Toronto. In the March 27th, 1964 issue of LIFE magazine (p42), the 3M company ran this unusual ad for a colour transparency film called Dynachrome. Did you ever use it?
In 1954, the American government was hell-bent to separate any perceived trusts by large companies . In that year, Kodak was forced to separate Kodachrome manufacture and processing.
When Kodachrome patents expired, some organizations made a Kodachrome clone with built-in processing, selling for the price of Kodak’s film alone (companies too small for the trust busters). Around 1959 a clone was made by Dynacolor and called Dynachrome. Around 1963, the company was sold to 3M and the above advertisement showed up and ran for a few months in LIFE magazine. 3M used price to whittle off a bit of the burgeoning amateur photography market for itself.
You can read more detail about the history of the film and the suspected production and processing variations underneath the marketing names on the Photography Forums web site.

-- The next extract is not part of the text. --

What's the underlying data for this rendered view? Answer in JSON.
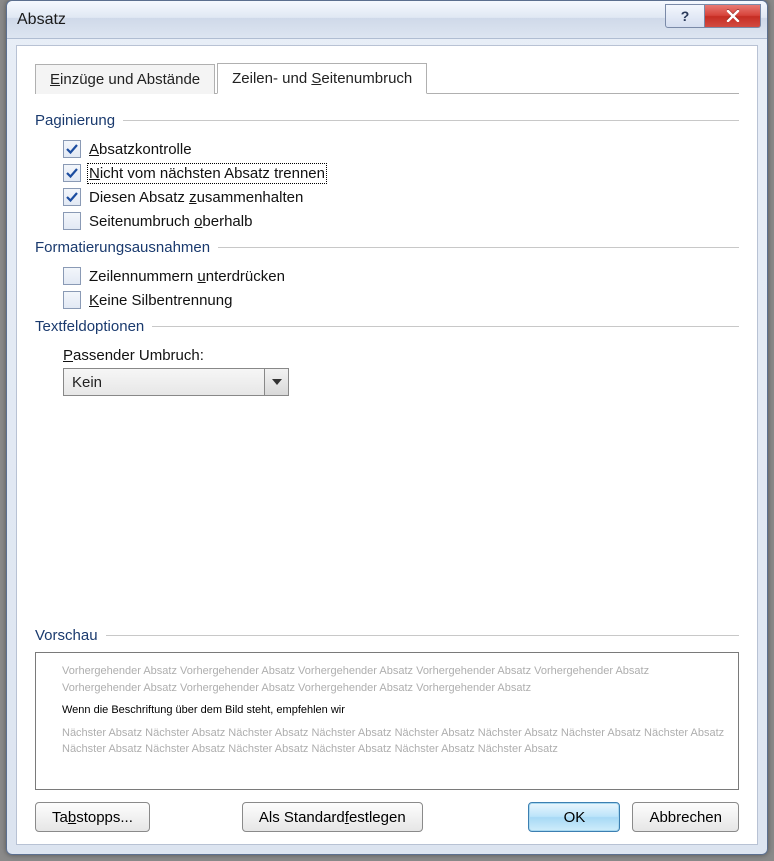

A big thank you to fellow PHSC member George Dunbar for spotting this bit of film history and passing it along.